"That's my read," said Jim Duquette, vice president of baseball operations.
It's believed the Orioles would offer as much as a six-year contract worth about $80 million to $90 million for Lee, 30. Though it would be a substantial commitment, it's not in the same neighborhood as the eight-year, $136 million contract that Alfonso Soriano signed with the Chicago Cubs.
"I've had several discussions with the Orioles and they've been productive," said Lee's agent, Adam Katz.
Katz wouldn't discuss any specifics of the talks he has had with team executives.
"I've had good conversations, productive conversations, with the Orioles," he said.
An industry source said Lee is trying to get a read on what's available to him and could reach an agreement shortly after Thanksgiving.
Lee appeared in 161 games this season, the first 102 with the Milwaukee Brewers before they traded him to the Texas Rangers. He batted .300 with 37 homers, 116 RBIs, a .355 on-base percentage and .540 slugging percentage. Lee also was 19-for-21 in stolen base attempts.
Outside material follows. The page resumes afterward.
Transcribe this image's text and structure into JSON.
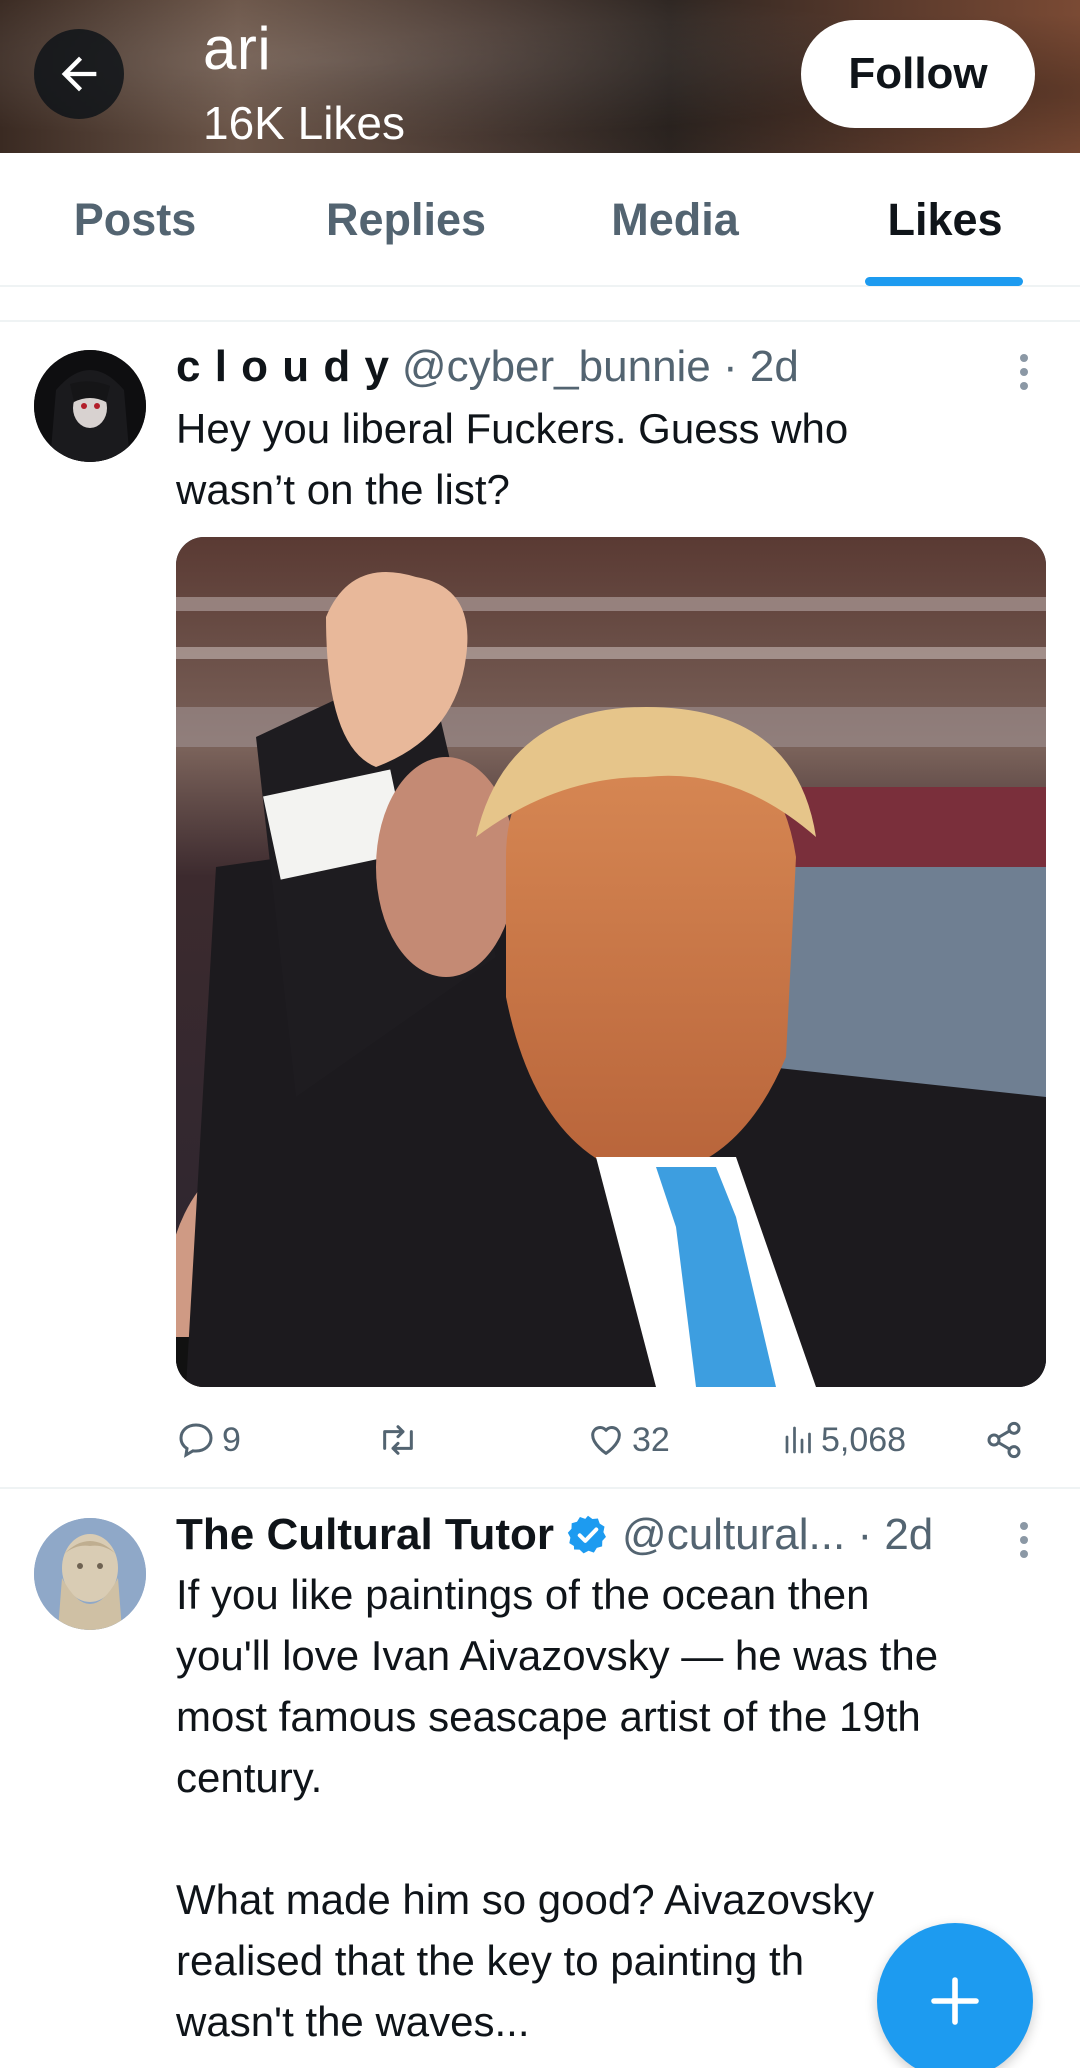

By signing Lee, the Orioles would fill their need for a run-producer in the middle of the lineup and a right-handed-hitting outfielder. They could open next season with Corey Patterson in center and Nick Markakis in right. Patterson and Markakis bat from the left side.
The Orioles also continue to search for more bullpen help and want to add another starting pitcher despite signing Jaret Wright for the back end of the rotation. They could settle for a platoon at first base, with Kevin Millar's return a possibility.
Joe Borowski, 35, an Oriole in 1995 who saved 36 games for the Florida Marlins this season, has emerged as a possible right-handed setup man. The Orioles lost out to the Los Angeles Angels for Justin Speier, who signed a four-year, $18 million contract, and Danys Baez might be too expensive for them.
Industry speculation has Baez seeking closer money, perhaps $6 million to $7 million per season, which is a steep price for a pitcher who wouldn't unseat Chris Ray.
"We're still having conversations," Duquette said. "There's nothing close or imminent right now."
The Orioles addressed the left side by making Jamie Walker's signing official yesterday, after he passed a physical taken Monday. They also signed left-hander John Parrish, who was eligible for arbitration, to a one-year contract.
Walker received a three-year, $12 million deal that will pay him $3 million next season and $4.5 million in 2008 and 2009. He was 0-1 with a 2.81 ERA for the Detroit Tigers in 2006, with eight walks and 37 strikeouts in 56 appearances.
"It's always a tough decision once you've been somewhere for so long, but the Tigers weren't willing to make a three-year commitment," Walker said. "We let them know we wanted a three-year deal and they never did offer it, and Baltimore came out very aggressive right from the get-go. I don't have any regrets. I'm 35 with three kids. I'm tired of moving around.
"I know the pitching coach [Leo Mazzone] there, I know the third base coach [Juan Samuel] and I know they've got some good arms there. I played with Melvin Mora. He's a good teammate. It's a good city, and I know the owner is committed to getting the team better. I'm looking forward to donning that O's hat and bringing back the winning ways to Baltimore."
Walker has tripled his salary, but he said the inflated income won't change his life.
"I'm a very simple person," said Walker, who ranked first among American League left-handed relievers with 1.50 walks per nine innings. "The money's great, obviously. I'll get to take care of more people now. I've got a mom that's 78. But I was really wanting a three-year deal.
"Baseball's been good to me. I play the game because I love it. The day that I stop loving the game or I'm going to embarrass myself, I'll walk away."
Walker has been labeled as a left-handed specialist - he totaled 48 innings in 56 games this season and has held left-handed hitters to a .229 average during his career - but he's willing to fill any role. "There are times during the course of the year I face one or two guys, but mainly, I like to start an inning and finish it. But I'll do whatever they want. If it's to face one lefty, that's fine. If it's to pitch the whole inning, that's fine, too. I'll do what it takes," he said.
"If they want me to run through a brick wall, I'll run through a brick wall or die trying. That's my attitude and I'm ready for it. If they need me to spot-start a game, I'll do it. I'm not afraid to do anything like that. Whatever Sam [Perlozzo] asks, I'll be ready to rock and roll, man."